- _Requirement_
Search the records for "info". Report every line where it occurs.

------------------------------------

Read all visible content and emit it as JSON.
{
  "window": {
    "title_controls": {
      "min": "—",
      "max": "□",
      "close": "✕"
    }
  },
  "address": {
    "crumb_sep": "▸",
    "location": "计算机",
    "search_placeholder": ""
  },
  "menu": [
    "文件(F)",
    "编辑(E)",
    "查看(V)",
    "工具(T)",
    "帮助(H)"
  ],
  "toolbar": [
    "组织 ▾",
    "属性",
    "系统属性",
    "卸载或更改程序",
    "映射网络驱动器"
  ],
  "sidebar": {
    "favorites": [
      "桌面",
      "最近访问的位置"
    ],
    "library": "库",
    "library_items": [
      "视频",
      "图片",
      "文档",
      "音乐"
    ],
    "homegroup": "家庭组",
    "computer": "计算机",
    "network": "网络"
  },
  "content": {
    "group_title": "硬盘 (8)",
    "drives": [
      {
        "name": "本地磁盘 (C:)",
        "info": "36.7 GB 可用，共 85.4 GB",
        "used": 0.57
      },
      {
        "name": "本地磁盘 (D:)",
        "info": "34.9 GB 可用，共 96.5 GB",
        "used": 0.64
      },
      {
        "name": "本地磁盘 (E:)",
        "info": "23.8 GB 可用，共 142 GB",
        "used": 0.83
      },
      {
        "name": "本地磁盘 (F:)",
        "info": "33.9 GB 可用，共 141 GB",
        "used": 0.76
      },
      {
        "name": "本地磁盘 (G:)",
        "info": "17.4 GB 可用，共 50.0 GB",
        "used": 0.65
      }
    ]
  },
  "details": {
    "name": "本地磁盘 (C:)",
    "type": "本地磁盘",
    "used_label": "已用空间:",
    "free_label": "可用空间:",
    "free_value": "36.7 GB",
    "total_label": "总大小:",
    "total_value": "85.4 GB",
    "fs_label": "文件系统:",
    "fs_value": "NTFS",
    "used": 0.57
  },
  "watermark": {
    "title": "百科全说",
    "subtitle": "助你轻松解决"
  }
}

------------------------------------

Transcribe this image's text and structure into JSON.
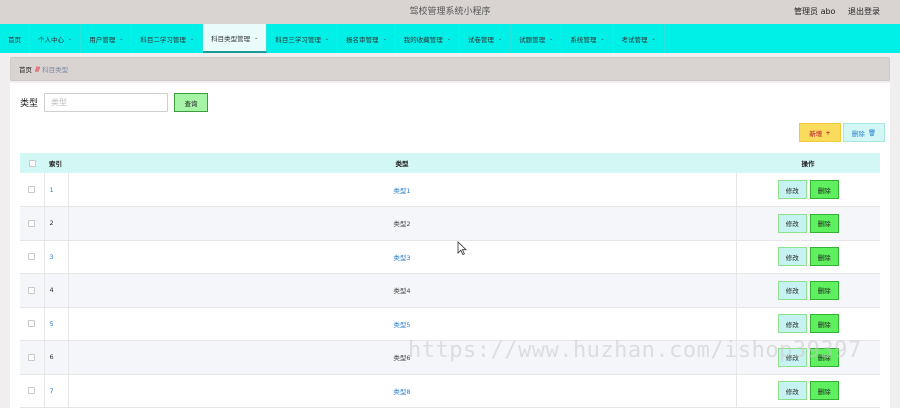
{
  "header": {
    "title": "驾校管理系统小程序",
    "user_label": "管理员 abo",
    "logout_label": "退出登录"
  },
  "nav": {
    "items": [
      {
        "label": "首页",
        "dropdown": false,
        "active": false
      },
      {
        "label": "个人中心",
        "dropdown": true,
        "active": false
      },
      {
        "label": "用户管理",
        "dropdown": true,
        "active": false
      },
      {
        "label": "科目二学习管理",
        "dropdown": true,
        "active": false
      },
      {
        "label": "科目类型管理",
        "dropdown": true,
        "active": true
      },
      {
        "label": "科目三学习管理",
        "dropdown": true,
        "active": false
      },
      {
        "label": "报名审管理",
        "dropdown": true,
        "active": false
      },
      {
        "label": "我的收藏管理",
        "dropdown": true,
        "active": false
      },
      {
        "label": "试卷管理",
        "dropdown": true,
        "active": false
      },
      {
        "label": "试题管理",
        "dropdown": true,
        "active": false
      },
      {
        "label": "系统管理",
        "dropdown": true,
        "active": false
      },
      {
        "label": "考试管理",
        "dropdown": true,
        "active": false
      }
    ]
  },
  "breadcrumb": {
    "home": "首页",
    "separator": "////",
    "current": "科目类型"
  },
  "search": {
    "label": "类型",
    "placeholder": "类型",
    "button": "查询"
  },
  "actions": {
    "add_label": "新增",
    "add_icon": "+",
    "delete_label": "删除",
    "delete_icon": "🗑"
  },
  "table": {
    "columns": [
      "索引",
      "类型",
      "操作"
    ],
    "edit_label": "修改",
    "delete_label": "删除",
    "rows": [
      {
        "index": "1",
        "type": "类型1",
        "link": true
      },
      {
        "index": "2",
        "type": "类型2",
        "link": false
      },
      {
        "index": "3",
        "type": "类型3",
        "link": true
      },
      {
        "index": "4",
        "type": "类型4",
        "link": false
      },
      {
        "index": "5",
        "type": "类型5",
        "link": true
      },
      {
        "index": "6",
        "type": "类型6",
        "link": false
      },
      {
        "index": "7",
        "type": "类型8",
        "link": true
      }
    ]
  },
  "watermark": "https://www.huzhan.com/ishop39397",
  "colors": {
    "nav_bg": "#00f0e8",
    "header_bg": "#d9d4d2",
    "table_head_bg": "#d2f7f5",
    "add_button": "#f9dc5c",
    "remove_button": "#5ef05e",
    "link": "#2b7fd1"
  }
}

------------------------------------

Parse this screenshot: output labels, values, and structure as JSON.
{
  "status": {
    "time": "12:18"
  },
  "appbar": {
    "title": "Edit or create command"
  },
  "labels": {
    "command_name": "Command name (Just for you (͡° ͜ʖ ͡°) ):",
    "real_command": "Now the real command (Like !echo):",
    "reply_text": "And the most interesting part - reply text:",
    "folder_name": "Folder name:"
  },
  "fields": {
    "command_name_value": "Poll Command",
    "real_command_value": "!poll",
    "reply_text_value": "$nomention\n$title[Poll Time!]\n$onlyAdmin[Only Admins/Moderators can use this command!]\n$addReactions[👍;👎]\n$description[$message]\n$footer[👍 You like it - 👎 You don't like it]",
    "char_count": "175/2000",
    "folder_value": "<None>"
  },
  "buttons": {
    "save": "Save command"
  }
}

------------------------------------

- _Task response_
        "info": "36.7 GB 可用，共 85.4 GB",
        "info": "34.9 GB 可用，共 96.5 GB",
        "info": "23.8 GB 可用，共 142 GB",
        "info": "33.9 GB 可用，共 141 GB",
        "info": "17.4 GB 可用，共 50.0 GB",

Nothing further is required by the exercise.